Onboard a jetboat going 80 mph on the Snake River
Shay White’s dream and his mother’s caveat clashed in 2012.
The dream won.
White, of Meridian, wanted to race a jetboat in a marathon world championship staged solely in Idaho. That happened in 2012 for the first time in 20 years — and the event wasn’t due to return to the U.S. until 2016.
But Jayne’s message to her sons, Shay and his navigator, Grady, was that she wouldn’t allow them to put a race engine in their boat until they earned their college degrees.
“It was a bucket list (item),” Shay said.
So Jayne relented, the president of Eastern Oregon granted her sons athletic leave from class and they finished fourth overall (and third in their class) in the 2012 event. That was the beginning of their racing careers.
“It was a huge feat that we finished the way we did,” Grady said. “I wouldn’t ever take it back. That was a lifetime experience in that one week. That was just amazing for me.”
The World Championship Marathon Jet Boat Race returns to North Idaho later this month (May 20-29). Shay is entered again, but he’ll have to race without Grady this time. Grady will be in Alaska working on a construction project.
Grady’s friend, Andy Boyer, will navigate. Grady, 30, and Boyer shared the job at the annual race last month in Riggins, and Shay’s boat won its class easily.
“I’m pretty sure (Shay) is one of the best in the world,” said Grady, who would like to drive but knows he has a better chance to win with his younger brother in that seat. “He’s done everything he physically can to learn about it. He can read water as fast as anybody I know. He loves it. It’s a passion.”
Shay is president of the Western Whitewater Association — a group of jetboat enthusiasts that advocates for shared use of the rivers. His dad, Rick, is a longtime jetboater and boat mechanic. The family spent much of their vacation time on the Snake River when Shay and Grady were boys.

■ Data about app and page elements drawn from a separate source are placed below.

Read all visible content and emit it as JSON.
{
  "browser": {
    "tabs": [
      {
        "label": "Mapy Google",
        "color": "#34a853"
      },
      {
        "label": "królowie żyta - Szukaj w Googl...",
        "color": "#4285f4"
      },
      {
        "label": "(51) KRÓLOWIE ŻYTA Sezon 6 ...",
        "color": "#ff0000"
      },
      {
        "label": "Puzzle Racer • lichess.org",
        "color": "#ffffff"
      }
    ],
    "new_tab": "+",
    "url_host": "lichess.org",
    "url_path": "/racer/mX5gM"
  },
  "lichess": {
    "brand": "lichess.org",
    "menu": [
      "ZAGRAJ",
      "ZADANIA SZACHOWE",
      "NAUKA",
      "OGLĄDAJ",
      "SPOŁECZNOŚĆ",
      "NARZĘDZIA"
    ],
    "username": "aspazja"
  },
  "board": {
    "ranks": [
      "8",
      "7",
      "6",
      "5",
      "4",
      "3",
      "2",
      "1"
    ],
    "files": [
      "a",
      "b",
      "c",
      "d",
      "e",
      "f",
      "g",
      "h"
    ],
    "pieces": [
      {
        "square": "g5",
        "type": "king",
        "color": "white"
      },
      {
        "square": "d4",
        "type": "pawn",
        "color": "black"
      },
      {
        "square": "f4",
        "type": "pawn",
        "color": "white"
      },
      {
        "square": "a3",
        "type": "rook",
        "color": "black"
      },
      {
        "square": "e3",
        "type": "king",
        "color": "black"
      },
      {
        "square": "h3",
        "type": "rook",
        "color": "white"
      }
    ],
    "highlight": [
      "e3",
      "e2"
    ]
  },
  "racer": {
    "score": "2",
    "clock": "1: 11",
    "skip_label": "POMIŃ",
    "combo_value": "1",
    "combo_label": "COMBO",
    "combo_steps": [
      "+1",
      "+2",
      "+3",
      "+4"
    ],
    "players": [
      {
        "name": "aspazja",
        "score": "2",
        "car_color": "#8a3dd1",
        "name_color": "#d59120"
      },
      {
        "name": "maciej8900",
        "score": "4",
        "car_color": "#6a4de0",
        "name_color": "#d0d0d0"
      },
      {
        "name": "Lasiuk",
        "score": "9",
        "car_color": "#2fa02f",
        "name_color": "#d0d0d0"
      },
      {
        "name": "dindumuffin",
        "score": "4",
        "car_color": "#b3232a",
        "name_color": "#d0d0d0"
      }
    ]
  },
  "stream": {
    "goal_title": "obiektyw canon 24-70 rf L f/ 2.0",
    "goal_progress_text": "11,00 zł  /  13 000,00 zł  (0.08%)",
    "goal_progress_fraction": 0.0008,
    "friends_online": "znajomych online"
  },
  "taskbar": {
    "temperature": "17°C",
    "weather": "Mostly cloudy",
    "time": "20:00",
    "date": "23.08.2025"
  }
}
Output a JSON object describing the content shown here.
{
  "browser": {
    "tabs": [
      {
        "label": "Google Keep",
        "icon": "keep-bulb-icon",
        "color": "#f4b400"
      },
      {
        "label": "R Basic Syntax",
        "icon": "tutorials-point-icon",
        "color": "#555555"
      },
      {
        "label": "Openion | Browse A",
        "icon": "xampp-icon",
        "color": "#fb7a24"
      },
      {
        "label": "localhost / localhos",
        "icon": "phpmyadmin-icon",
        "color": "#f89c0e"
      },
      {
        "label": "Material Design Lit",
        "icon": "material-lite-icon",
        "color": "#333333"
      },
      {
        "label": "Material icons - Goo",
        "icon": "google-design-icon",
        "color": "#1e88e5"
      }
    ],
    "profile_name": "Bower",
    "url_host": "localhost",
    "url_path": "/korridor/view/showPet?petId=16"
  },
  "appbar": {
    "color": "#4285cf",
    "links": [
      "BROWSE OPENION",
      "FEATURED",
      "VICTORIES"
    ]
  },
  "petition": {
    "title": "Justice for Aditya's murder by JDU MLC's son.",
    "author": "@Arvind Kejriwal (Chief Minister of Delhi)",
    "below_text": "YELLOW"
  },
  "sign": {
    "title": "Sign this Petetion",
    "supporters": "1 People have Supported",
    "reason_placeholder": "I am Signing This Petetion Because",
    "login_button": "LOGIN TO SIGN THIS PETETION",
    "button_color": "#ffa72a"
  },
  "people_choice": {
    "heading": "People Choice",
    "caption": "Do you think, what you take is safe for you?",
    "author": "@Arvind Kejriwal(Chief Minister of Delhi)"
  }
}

Shay built a 12-inch boat with a jet pump at 11 years old. He built a 40-inch version with a weed-whacker engine in college.
“My first word was actually ‘boat,’ ” Shay said. “It’s all I ever wanted to do.”